Jump to navigation
Contextual And Child History Predictors Of Internalizing And Externalizing Behavior Problems In Foster Children
Perry, Kristin Jane
Price, Joseph MYeh, MayHokoda, Audrey
viii, 52 pages
Foster children experience behavior problems at a much greater rate than their community counterparts. These increased behavior problems lead to undesirable outcomes, such as a greater number of placements, less academic success, and a lower likelihood of reunification with the biological parents. Research on internalizing and externalizing behavior problems in foster children has yet to produce any definitive conclusions on what predicts high levels of child behavior problems. This study aims to contribute to current research on foster children's behavior problems by analyzing a more comprehensive set of predictors comprising child history and contextual variables. Child history predictors include the reason for removal from the child's primary caregivers, the number of prior placements, and the type of prior placements. Contextual predictors include the child's placement in kinship vs. non- kinship care, the number of other children in the home, the length of time in the present placement, the foster parent's stress level, presence of a sibling, and the behavior problems of the other children in the home. The Child Behavior Checklist was used to assess internalizing and externalizing behavior problems using raw scores. A linear hierarchical regression was used to assess each set of predictor's effect on behavior problems as well as each individual predictor's effect. Participants were 354 foster children from San Diego County whose foster or kinship parents are participants in KEEP, a foster parent training intervention. Data were collected at the baseline of the intervention program prior to any intervention services using parent phone interviews. Results indicate that as a set, the contextual variables predicted a significant and unique amount of variability in the child's internalizing and externalizing behavior scores. Specifically, greater externalizing behavior scores were associated with the child's placement in a non-kinship home, a non-ethnically matched child-parent pair, higher parent stress scores, and higher internalizing behavior scores for the child. Greater internalizing behavior scores were associated with higher parent stress scores, higher sibling externalizing behavior scores, and higher externalizing behavior scores for the child. Implications for intervention services are discussed, particularly the importance of assessing the child's foster home environment when addressing the child's behavior problems.

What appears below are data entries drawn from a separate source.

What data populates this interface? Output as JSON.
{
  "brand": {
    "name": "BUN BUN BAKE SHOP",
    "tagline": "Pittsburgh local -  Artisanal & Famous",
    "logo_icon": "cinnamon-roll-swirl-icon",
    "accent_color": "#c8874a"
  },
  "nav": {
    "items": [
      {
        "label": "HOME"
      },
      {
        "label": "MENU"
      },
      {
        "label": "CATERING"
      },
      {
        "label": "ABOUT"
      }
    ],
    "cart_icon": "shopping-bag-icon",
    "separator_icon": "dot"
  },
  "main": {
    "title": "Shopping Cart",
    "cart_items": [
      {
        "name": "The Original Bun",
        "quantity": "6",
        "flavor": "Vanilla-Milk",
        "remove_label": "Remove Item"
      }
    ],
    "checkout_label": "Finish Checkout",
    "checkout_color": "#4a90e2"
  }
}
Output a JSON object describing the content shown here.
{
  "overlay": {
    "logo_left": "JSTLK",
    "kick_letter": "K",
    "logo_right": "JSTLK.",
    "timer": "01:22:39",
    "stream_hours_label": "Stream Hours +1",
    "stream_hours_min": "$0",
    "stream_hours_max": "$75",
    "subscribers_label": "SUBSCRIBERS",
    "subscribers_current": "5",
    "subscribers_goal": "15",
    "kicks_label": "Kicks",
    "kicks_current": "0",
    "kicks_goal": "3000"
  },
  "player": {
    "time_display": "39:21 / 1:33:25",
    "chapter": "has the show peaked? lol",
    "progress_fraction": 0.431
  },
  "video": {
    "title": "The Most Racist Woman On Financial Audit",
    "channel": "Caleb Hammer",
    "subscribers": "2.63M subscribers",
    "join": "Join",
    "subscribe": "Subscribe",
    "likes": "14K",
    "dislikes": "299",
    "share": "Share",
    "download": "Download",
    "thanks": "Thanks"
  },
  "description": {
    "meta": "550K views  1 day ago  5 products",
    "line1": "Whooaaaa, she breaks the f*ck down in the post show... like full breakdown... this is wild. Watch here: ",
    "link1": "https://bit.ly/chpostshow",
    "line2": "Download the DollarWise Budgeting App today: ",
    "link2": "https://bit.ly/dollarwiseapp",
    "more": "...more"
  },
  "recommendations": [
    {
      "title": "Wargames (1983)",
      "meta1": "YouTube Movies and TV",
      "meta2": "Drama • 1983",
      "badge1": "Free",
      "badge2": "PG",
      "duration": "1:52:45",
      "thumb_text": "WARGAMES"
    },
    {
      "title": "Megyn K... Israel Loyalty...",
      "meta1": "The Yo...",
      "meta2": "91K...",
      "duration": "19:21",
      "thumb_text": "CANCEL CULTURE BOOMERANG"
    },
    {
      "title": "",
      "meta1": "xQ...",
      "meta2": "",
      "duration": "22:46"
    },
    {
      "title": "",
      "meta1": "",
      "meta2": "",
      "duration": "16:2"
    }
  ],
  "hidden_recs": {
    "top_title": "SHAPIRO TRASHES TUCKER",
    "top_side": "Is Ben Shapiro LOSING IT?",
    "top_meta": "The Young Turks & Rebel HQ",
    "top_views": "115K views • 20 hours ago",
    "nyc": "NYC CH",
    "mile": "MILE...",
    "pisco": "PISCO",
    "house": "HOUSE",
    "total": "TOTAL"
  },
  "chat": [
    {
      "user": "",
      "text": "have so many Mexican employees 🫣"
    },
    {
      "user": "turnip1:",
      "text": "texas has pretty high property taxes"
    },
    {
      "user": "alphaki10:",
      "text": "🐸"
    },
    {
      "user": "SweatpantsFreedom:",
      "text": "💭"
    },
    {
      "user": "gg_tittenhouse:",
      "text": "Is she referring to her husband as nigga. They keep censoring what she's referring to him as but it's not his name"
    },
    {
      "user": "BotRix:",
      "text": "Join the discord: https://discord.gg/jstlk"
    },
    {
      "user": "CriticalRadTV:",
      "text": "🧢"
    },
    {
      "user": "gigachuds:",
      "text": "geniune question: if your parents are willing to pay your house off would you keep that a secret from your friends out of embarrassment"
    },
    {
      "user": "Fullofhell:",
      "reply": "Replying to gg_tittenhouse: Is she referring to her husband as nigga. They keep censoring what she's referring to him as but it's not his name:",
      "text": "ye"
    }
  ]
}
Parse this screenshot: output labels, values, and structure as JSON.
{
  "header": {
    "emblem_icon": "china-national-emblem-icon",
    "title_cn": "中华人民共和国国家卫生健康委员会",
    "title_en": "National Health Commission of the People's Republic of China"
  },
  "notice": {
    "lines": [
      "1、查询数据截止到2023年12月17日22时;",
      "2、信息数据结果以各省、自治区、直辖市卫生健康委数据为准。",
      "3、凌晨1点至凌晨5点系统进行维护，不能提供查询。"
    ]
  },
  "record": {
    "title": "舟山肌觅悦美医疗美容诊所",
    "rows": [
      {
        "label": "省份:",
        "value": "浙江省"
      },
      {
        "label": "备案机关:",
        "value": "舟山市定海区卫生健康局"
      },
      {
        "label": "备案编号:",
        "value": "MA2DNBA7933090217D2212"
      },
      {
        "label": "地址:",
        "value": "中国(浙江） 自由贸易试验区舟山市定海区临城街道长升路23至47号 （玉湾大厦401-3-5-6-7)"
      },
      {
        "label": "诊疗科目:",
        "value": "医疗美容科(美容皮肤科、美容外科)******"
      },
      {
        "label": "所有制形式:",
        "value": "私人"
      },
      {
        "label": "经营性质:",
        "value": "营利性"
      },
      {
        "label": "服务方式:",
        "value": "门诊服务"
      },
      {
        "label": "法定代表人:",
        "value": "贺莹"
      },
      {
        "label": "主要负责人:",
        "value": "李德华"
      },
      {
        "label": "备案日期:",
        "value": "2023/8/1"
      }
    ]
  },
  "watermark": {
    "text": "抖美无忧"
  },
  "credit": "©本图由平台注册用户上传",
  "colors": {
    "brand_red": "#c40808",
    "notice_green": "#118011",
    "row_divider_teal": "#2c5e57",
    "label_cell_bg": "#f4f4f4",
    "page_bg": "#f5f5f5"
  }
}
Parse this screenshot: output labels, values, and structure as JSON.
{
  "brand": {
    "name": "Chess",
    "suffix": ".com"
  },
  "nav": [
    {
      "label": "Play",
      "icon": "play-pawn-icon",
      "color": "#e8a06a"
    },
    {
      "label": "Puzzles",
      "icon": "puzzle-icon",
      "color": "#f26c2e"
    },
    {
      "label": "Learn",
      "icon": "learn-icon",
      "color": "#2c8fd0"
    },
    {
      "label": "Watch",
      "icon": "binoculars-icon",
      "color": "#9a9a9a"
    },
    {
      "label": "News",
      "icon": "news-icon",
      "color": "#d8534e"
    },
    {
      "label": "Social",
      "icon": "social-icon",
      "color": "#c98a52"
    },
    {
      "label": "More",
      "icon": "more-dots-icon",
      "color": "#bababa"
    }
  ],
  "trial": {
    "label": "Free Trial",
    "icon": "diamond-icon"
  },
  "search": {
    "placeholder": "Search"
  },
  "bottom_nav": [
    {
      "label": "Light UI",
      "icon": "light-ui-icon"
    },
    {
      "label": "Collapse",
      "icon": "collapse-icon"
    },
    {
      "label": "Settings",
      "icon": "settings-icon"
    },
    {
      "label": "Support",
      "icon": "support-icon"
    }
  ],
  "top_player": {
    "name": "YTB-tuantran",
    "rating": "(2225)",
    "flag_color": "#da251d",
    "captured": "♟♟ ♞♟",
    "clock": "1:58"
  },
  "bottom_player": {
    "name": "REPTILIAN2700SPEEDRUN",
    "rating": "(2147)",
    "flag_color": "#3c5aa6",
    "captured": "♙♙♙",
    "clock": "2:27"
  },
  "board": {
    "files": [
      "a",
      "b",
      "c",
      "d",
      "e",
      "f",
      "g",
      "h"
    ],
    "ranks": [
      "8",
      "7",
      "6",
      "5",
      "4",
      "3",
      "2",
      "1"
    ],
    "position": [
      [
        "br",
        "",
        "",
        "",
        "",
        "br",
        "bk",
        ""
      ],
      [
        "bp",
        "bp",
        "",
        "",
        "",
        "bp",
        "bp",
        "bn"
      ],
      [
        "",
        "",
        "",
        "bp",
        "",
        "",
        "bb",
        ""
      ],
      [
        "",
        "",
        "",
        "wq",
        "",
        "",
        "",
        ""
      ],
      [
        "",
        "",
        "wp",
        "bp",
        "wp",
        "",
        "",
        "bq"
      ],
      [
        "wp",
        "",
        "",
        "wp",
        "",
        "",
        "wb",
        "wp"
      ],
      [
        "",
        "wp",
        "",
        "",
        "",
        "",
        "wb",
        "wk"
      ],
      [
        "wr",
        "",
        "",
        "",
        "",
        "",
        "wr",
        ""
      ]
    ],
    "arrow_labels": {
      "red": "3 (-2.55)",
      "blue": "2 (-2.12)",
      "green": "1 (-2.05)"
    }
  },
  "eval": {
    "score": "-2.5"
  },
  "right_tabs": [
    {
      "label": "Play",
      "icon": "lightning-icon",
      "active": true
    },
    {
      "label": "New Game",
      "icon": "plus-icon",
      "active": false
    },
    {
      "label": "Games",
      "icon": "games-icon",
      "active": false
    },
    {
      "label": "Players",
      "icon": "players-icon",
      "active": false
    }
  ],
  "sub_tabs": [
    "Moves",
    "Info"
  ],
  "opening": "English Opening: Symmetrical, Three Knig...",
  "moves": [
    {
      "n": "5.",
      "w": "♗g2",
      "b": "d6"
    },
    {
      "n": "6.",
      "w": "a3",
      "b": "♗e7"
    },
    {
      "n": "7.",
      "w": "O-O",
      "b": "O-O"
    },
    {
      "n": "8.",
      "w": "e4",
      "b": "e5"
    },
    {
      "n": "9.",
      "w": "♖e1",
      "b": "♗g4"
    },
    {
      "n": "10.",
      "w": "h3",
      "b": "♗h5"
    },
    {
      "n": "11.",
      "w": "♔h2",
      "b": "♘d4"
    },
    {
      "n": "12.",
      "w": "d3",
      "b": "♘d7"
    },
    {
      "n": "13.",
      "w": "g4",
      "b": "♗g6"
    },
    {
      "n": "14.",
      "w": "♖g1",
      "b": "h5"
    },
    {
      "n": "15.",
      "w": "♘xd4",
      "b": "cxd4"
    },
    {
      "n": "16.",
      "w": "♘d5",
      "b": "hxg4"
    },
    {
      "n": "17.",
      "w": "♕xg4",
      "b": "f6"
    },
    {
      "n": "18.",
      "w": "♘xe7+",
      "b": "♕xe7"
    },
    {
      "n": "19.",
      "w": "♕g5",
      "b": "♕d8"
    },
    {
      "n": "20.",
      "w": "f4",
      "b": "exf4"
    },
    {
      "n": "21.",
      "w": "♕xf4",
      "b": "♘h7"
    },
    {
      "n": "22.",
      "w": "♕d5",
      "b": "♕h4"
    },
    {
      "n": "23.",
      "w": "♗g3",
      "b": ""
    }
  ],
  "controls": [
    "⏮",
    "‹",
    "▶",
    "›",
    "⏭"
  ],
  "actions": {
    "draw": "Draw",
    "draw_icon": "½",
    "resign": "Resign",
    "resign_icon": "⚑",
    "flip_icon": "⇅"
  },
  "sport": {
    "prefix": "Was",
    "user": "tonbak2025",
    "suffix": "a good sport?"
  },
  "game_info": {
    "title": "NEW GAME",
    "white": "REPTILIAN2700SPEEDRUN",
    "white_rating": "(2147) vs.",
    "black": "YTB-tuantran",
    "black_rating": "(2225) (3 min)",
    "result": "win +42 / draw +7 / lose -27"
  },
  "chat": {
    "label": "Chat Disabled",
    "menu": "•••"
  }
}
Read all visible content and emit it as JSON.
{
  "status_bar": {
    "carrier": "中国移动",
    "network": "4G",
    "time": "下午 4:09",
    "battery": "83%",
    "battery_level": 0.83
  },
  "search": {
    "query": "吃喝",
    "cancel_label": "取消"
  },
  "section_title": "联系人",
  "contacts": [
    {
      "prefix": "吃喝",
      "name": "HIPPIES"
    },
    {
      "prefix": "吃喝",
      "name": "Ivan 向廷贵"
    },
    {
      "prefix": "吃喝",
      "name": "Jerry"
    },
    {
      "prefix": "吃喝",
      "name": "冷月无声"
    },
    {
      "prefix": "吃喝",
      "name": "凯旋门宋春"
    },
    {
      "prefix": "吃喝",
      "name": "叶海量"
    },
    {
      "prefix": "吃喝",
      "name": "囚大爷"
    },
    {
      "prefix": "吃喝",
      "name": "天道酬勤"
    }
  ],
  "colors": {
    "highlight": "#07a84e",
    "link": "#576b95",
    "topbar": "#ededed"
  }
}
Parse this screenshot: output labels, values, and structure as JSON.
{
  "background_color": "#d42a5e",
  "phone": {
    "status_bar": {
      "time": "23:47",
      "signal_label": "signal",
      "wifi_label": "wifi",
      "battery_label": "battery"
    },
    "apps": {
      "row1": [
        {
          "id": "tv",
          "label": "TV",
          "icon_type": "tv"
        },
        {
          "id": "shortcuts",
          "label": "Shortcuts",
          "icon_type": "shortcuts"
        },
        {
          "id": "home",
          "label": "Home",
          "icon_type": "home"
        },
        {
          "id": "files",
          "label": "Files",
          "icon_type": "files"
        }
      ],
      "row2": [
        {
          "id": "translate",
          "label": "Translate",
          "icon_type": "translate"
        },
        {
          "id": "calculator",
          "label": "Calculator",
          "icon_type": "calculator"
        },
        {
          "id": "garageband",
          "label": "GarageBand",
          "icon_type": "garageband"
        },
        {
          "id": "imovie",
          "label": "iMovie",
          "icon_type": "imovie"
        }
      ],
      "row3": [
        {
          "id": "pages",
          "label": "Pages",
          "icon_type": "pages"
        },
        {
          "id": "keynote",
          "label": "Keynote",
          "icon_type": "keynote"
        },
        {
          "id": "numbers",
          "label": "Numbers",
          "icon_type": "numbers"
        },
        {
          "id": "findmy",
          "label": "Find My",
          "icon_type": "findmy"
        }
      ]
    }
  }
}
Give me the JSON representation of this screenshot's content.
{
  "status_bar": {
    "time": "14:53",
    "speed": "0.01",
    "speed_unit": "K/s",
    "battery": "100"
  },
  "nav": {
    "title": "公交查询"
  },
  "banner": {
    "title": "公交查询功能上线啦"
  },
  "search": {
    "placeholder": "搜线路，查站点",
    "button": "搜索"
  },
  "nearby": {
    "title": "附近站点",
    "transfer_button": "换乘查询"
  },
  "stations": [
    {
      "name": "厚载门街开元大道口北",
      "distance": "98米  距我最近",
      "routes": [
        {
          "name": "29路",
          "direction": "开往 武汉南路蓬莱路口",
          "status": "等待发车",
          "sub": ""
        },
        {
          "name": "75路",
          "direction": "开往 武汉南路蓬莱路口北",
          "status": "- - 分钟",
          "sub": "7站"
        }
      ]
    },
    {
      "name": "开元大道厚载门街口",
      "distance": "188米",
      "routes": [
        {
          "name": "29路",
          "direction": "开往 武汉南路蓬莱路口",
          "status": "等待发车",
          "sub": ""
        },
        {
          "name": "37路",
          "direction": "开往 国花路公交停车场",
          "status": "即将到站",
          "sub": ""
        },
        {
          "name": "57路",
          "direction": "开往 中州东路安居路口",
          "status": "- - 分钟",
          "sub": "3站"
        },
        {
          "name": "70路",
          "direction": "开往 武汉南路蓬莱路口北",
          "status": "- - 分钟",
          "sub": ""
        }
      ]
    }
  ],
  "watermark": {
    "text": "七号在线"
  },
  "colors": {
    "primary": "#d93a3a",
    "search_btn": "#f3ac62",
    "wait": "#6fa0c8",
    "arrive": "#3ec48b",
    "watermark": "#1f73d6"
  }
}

Includes bibliographical references (pages 35-42).
Master of Arts (M.A.) San Diego State University, 2015
© 2015 SDSU Library & Information Access. All Rights Reserved.